“It’s not just a question of where it’s coming from initially, but they’ve got to make sure they never request recovery of those funds in another proceeding,” Toney said.

Gao pointed to multiple layers of oversight built into the franchise agreements. The utility has to submit a year’s worth of its receipts to the city’s chief financial officer every year. The city’s also supposed to put together a so-called Franchise Compliance Review Committee every two years composed of residents appointed by the mayor and City Council. They’d work with an independent auditor to make sure everybody’s following the contract.

Bill Powers, a member of the pro-public power group Protect Our Communities Foundation, worries that doesn’t go far enough.

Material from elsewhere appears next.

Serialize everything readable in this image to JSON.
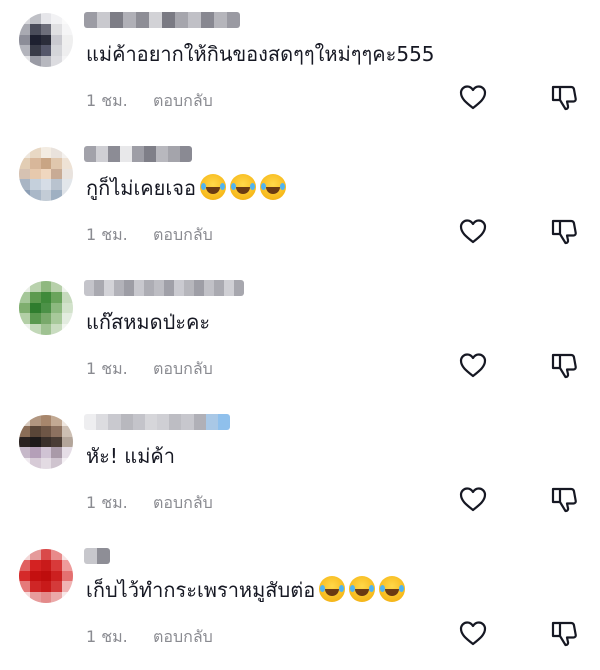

“If you want to have an influence on keeping rates moderate for your residents, you’d have to be a hardcore, fully engaged party in the general rate case (at the CPUC),” Power said. “The city shouldn’t have to birddog the utility to make sure it’s fulfilling its commitment.”

The city could use some of the franchise fee money to study how San Diego could take over the energy grid itself and run it publicly, either as a city department (called municipalization) or as a separate agency like a school board. To make their commitment to considering public power a future option clear, three Council members (Elo-Rivera, Monica Montgomery Steppe and Joe LaCava) also called on the mayor and Council to create an “energy independence fund” to do just that. The money could eventually be used to pay for a public power study or be used like a savings account the city could tap to pay its way out of the franchise fee contract if it needed to.

“These steps are critical and have never been taken by the city before. We’ll actually be putting money aside to give ourselves a foothold,” said Elo-Rivera, who proposed the fund along with Council members Monica Montgomery Steppe and Joe LaCava, in a May interview.

Multiple environmental groups and public power advocates pushed the city to study public power before signing another deal with SDG&E. In fact, a former Pacific Gas and Electric attorney hired by former Mayor Kevin Faulconer as a consultant recommended that the Council should pursue that avenue if SDG&E didn’t submit a viable bid for the contract the first time. Mayor Todd Gloria decided SDG&E’s first bid wasn’t good enough, and gave it a second try. But the Council didn’t pursue public power.

Instead, a majority of Council members were satisfied such a study could begin now and future members of the City Council can decide in five or 10 years whether they want to pursue it.

Under the new contract, SDG&E agreed to do a bunch of other things under a new Energy Cooperation Agreement. It’s a laundry list of commitments from SDG&E that includes planting thousands of additional trees in the city, building out infrastructure to support electric vehicles and committing up to $1 million in shareholder funds for 10 years toward a nonprofit that puts solar panels on low-income households. (To pay for all the other stuff, the agreement says SDG&E may raise rates.)

The agreement is actually a separate resolution of the Council, which are promises made in writing but not actual city law. The city retained the right to terminate the contract for any reason, but only after the first 10 years of the 20-year contract play out. (But the city would have to pay shareholders some of that upfront $80 million back if they walked.)

Though SDG&E won the contract for a third time in a row (no other companies bid) it’s still at the negotiation table with the city. The two sides have yet to hash out the details of a memorandum of understanding that lays out all the projects SDG&E wants to do over the next few years. And the two have to come to new terms over a slow, expensive and controversial program to bury San Diego’s powerlines underground.

 

The city is still in litigation with SDG&E over that program, a fact Elo-Rivera said should preclude a company from getting the franchise fee contract. But he eventually voted in favor of awarding it to SDG&E.

“What sat with me … was how little the city had done to hold SDG&E accountable over the course of the previous 50 years,” Elo-Rivera said. “If we’re doing our job … I think it’ll be in the business interest of SDG&E to be better than they’ve been.”